      1.  Law school is ground zero for your legal network. The friends and connections you make in law school will serve you throughout your career. These are the people that will help you do better at law school by getting you the right outlines, sharing information, commiserating when you’re stressed, etcetera. They will also be of assistance later in getting you a job by telling you when there is a secret job opening or recommending you to an employer. They will send you client referrals and even help you promote your business. They will also be there as trusted resources to consult on points of law you’re not familiar with and to share their resources.

      So—I cannot stress this enough—make friends at law school. This will be your most valuable asset to your career in law.

      In case you’re wondering, I made great friends at law school; but if I had known how important my law-school network would be, I would have spent more time building and nurturing these relationships as opposed to stressing about reading one more case.

      2.  Unless you were born in a legal family where you have already been steeped in this world, you will find that law school is an introduction into a specific culture with values and unwritten rules that are likely different than what you’ve encountered before.

      This can be incredibly disorienting and confusing. For some, it may make you feel even more marginalized that you did before. You don’t need to take these values on yourself, but the faster you learn these values and unwritten rules prevalent in the profession, the sooner everything will start to make sense and you’ll be able to get to where you want to be.

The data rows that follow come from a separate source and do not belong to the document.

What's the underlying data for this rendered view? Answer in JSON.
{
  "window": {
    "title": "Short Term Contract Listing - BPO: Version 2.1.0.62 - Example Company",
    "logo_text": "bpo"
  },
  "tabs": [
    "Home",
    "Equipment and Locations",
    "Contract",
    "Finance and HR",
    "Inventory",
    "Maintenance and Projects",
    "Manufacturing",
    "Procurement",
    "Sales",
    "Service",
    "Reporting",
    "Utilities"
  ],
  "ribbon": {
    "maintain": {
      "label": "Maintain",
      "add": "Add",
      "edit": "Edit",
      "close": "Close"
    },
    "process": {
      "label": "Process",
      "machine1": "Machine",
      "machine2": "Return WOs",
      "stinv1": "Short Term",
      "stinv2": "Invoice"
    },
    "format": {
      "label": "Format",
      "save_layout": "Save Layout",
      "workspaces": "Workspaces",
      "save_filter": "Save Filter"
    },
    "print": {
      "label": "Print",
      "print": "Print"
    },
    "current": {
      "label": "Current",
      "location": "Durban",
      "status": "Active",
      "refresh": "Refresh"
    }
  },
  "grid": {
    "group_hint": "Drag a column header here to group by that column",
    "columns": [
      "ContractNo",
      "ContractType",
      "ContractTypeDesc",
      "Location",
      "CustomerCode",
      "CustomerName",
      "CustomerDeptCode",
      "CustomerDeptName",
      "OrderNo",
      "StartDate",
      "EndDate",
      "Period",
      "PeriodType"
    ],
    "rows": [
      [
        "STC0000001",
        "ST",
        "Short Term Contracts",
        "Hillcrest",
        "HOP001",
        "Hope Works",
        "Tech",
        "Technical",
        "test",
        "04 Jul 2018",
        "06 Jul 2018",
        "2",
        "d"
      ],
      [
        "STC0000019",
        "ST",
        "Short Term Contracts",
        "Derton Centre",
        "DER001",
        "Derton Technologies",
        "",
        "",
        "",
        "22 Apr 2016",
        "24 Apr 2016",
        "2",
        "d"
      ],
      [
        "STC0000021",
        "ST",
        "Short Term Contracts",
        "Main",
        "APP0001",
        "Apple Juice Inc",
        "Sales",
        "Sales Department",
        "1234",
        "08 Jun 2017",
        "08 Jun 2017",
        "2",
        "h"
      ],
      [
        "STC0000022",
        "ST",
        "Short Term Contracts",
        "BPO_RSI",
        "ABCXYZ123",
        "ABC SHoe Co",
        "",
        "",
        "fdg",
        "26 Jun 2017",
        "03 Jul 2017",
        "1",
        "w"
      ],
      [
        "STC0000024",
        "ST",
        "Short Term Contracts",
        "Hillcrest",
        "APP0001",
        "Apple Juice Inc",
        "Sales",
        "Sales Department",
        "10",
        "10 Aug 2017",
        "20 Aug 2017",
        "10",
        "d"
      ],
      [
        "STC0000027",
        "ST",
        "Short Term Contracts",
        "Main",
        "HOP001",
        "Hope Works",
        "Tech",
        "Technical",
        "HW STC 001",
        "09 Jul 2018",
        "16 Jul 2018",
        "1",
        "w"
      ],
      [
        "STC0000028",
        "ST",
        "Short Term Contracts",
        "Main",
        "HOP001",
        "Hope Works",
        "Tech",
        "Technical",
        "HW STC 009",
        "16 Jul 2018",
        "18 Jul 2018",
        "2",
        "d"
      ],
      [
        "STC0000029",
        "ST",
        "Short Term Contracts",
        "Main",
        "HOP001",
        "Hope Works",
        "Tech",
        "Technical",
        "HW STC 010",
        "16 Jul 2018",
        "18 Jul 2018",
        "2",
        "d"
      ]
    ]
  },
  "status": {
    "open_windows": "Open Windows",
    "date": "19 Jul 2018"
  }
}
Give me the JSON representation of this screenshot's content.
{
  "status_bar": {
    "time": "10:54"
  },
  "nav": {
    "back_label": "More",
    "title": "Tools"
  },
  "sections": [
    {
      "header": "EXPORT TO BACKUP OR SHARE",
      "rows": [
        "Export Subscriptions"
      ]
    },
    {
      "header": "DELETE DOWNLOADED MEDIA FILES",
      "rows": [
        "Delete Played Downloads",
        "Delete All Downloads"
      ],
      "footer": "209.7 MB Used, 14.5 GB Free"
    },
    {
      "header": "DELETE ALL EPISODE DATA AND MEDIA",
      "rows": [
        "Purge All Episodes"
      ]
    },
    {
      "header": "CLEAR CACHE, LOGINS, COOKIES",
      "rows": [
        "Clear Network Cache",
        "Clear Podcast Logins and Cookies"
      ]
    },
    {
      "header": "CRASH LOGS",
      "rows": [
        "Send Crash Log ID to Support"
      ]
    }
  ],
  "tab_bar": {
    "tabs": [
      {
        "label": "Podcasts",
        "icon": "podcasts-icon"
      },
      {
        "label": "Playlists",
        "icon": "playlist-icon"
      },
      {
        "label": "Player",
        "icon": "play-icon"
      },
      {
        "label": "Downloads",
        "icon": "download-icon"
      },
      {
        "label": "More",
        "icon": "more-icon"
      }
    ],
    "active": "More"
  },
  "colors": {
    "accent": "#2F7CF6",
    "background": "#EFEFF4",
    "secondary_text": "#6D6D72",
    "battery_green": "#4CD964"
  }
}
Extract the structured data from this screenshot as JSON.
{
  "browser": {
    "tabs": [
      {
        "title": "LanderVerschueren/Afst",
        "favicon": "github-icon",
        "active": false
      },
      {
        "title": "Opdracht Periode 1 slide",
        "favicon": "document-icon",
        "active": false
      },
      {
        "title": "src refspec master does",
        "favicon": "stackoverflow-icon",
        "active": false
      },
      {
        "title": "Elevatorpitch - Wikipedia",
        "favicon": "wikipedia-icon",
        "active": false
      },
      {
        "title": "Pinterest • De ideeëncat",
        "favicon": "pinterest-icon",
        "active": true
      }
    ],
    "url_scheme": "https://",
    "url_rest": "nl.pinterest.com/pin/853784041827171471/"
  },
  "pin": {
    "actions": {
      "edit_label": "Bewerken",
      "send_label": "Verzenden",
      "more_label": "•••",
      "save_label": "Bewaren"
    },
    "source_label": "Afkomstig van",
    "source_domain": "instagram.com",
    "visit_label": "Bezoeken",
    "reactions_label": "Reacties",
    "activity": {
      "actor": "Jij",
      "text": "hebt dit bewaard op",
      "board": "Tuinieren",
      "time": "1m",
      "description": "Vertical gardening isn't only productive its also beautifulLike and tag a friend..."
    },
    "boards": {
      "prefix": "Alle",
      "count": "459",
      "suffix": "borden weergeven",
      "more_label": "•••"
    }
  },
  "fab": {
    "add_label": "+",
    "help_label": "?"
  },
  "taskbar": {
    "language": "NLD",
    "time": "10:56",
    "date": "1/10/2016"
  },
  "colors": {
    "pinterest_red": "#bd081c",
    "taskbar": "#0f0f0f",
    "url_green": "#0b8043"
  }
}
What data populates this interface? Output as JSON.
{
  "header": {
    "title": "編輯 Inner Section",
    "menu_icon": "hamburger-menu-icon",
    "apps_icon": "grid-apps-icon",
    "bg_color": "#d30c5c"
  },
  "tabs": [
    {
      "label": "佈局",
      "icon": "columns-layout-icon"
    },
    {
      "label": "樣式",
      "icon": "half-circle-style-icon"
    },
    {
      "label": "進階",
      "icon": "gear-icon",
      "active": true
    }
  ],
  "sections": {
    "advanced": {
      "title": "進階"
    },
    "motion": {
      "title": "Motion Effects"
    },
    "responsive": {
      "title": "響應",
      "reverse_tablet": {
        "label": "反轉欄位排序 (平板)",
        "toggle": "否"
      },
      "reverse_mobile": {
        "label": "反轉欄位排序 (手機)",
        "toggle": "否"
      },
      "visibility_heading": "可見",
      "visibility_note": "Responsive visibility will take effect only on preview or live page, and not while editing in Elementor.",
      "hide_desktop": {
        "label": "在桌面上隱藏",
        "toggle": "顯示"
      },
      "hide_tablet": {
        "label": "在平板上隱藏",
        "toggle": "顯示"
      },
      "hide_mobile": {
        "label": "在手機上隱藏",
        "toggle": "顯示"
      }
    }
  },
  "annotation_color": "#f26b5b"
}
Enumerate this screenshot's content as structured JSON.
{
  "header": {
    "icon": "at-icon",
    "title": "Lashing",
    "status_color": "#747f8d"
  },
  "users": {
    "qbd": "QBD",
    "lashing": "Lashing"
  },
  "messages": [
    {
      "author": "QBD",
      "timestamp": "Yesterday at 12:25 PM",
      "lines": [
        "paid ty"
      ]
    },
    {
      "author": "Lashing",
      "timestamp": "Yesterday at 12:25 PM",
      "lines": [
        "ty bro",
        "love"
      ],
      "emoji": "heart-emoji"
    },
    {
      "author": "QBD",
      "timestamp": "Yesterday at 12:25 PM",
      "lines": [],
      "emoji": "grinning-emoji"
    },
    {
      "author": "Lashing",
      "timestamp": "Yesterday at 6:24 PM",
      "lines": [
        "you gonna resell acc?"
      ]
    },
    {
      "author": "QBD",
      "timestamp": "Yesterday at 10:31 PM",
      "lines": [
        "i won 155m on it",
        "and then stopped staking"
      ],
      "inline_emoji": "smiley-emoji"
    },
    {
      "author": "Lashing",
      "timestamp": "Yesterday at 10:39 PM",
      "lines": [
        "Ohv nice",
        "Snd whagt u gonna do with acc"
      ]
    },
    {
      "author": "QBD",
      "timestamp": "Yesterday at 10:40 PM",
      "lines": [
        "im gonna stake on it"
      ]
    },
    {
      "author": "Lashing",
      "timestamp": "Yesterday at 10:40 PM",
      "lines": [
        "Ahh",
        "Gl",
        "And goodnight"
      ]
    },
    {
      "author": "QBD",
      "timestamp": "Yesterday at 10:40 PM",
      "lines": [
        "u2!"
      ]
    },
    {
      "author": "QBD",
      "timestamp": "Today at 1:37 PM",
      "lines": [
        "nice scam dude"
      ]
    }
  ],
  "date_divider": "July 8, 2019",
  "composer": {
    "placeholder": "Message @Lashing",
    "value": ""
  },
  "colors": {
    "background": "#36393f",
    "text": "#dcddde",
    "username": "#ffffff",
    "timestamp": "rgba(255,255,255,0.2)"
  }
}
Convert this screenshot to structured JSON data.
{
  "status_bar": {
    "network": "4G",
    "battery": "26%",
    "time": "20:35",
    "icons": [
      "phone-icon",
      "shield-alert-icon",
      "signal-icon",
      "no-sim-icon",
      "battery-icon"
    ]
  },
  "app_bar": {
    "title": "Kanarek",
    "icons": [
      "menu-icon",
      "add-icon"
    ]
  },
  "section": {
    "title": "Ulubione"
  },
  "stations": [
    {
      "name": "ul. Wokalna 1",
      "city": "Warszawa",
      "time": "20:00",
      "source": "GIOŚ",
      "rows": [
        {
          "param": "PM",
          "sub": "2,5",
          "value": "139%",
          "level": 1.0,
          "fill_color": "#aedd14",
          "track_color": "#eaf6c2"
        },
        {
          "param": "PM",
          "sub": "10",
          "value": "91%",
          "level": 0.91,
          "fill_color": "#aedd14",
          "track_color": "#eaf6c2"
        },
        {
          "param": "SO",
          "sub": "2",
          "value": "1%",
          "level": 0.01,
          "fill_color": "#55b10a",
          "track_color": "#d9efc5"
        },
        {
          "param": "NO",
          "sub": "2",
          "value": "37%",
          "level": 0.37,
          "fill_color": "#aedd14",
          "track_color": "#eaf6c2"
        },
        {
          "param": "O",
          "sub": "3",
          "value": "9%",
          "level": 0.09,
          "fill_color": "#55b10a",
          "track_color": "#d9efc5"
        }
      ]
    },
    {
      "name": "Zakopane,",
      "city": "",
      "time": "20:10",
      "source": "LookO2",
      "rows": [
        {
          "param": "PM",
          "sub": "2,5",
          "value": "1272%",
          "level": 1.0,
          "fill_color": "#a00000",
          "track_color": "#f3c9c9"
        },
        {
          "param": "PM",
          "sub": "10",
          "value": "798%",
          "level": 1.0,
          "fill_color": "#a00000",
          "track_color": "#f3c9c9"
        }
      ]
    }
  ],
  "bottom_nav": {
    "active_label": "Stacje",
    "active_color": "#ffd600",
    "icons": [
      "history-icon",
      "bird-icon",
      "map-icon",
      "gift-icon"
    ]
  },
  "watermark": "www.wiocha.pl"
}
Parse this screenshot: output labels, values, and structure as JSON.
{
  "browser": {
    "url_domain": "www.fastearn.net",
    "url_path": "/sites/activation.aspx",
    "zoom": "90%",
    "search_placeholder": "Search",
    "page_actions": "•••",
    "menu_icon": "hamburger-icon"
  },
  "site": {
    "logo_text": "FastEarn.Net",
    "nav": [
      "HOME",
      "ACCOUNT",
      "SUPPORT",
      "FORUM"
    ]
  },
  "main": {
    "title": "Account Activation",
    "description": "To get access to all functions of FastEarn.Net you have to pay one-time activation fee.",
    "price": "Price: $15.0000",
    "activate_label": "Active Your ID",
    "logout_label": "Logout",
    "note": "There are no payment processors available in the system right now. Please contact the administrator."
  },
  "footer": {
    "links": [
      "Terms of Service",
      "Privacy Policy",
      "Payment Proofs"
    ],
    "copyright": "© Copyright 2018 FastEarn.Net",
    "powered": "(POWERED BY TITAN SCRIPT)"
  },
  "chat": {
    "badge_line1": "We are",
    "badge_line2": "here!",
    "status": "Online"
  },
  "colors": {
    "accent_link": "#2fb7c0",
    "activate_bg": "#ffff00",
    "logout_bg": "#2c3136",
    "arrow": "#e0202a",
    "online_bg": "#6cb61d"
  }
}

      I wish someone had told me this. I would have spent more time exploring different post-law school opportunities to find one that would work for me while I was at law school and less time doing what I could to purposefully reject these new values. I can say, however, that I figured it out in the end.

      3.  Lastly, you don’t need to read everything all the time. You will be buried under information and material to read at law school. One major goal to achieve at law school is to learn how to filter through vast amounts of information in a short period of time to get the information you need to know. This is a large part of what you will do as a lawyer.

      For those of you considering a legal career, I can tell you it is a rewarding, if at times frustrating, profession. For those of you embarking on a legal career, I wish you the best of luck as you make your way forward, and I hope this article was of some help.

      A word of caution: you should not act or rely on the information provided in this column. It is not legal advice. To ensure your interests are protected, retain or formally seek advice from a lawyer.

      Laurel Dietz practises family law and criminal defence with Dogwood Law Corporation in Victoria, B.C. Reasonable Doubt appears on on Fridays. She can be followed on Twitter at You can send your questions for the column to its writers at